The Miss Geico powerboat team made a few engineering changes for 2016 that focused on consistency and reliability, and part of the that strategy included hooking up with Jon Kaase Racing Engines to help maintain a fleet of six 9.0-liter, 1,650-horsepower Mercury Racing engines. (You can read more about this engine family here.)
“They’re in a very harsh environment. The prop comes out of the water a lot, so the engines are loaded and unloaded,” says Kaase, adding that his responsibility is massaging the engines to take away the aches and pains so they can keep running. “It’s not at the point that they’re out of the power. Anything that makes more power could hurt reliability.”
According to a news release early in the season, the team had regressed from winning multiple world championships in the Super Boat International and Offshore Powerboat Association circuits only to struggle in finishing races in 2015. So, a “fresh engineering crew” was brought on board.
“Last year we had issues that were plain to see,” said crew chief Gary Stray in the news release.
Miss Geico is a 50-foot Victory catamaran made of carbon fiber, Kevlar and S-glass and is capable of 200 mph or faster with the twin Mercury engines and BPM drives.
Kaase will continue to look for reliable power upgrades, and showed off one of the engines with a different set of headers than what the factory offers and a new Wilson manifold that featured twin intercoolers.

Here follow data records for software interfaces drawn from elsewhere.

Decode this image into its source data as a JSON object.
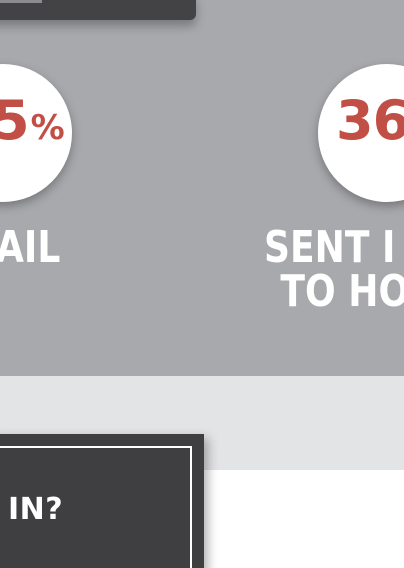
{
  "stats": [
    {
      "number": "5",
      "unit": "%",
      "label_lines": [
        "AIL"
      ]
    },
    {
      "number": "36",
      "unit": "",
      "label_lines": [
        "SENT I",
        "TO HO"
      ]
    }
  ],
  "callout": {
    "text": "IN?"
  },
  "colors": {
    "band": "#a8a9ad",
    "accent": "#c14f46",
    "dark_box": "#3f3f41",
    "light_band": "#e3e4e6"
  }
}
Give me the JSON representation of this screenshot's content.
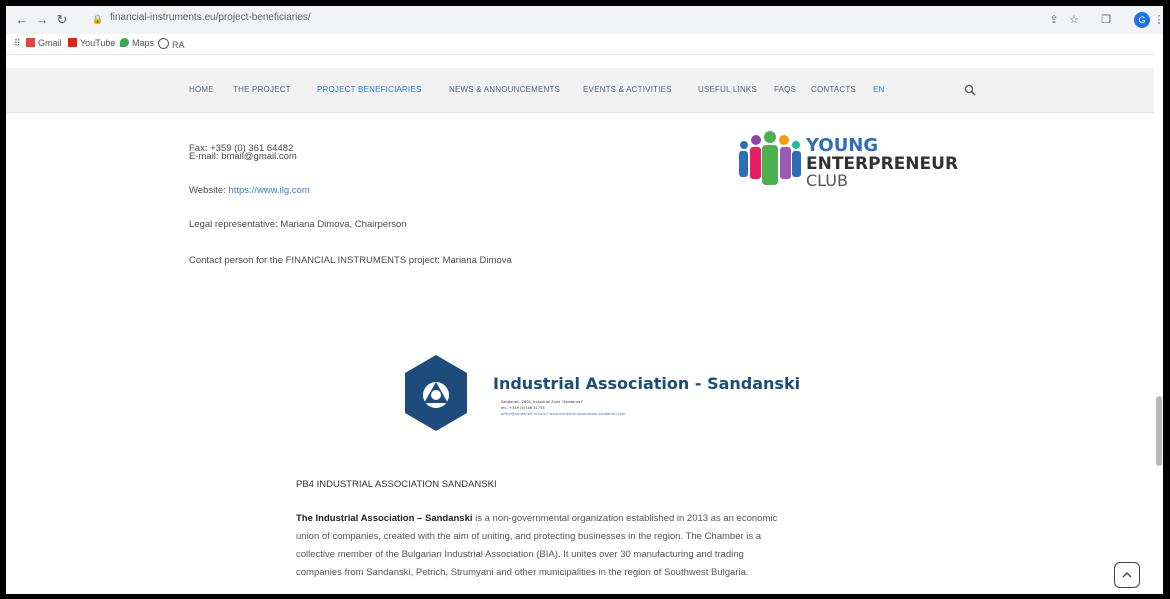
{
  "browser": {
    "url": "financial-instruments.eu/project-beneficiaries/",
    "bookmarks": [
      "Gmail",
      "YouTube",
      "Maps",
      "RA"
    ],
    "profile_initial": "G"
  },
  "nav": {
    "items": [
      "HOME",
      "THE PROJECT",
      "PROJECT BENEFICIARIES",
      "NEWS & ANNOUNCEMENTS",
      "EVENTS & ACTIVITIES",
      "USEFUL LINKS",
      "FAQS",
      "CONTACTS",
      "EN"
    ],
    "active_index": 2
  },
  "contact": {
    "fax": "Fax: +359 (0) 361 64482",
    "email": "E-mail: ",
    "email_value": "bmail@gmail.com",
    "website_label": "Website: ",
    "website_value": "https://www.ilg.com",
    "legal": "Legal representative: Mariana Dimova, Chairperson",
    "contact_person": "Contact person for the FINANCIAL INSTRUMENTS project: Mariana Dimova"
  },
  "logos": {
    "young": {
      "word1": "YOUNG",
      "word2": "ENTERPRENEUR",
      "word3": "CLUB"
    },
    "industrial": {
      "name": "Industrial Association - Sandanski",
      "sub1": "Sandanski, 2800, Industrial Zone \"Sandanski\"",
      "sub2": "tel.: +359 (0)746 31735",
      "sub3": "office@sandanski-ia.com / www.industrial-association-sandanski.com"
    }
  },
  "org": {
    "heading": "PB4 INDUSTRIAL ASSOCIATION SANDANSKI",
    "p_bold": "The Industrial Association – Sandanski",
    "p1": " is a non-governmental organization established in 2013 as an economic",
    "p2": "union of companies, created with the aim of uniting, and protecting businesses in the region. The Chamber is a",
    "p3": "collective member of the Bulgarian Industrial Association (BIA). It unites over 30 manufacturing and trading",
    "p4": "companies from Sandanski, Petrich, Strumyani and other municipalities in the region of Southwest Bulgaria."
  },
  "colors": {
    "accent": "#2e7bc4",
    "ia_blue": "#1d4c7c",
    "ye_green": "#4caf50",
    "ye_blue": "#2f6db5"
  }
}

“Keith Wilson made the manifold for the Geico team. It’s a different style manifold,” says Kaase. “We’ve run it only one race.”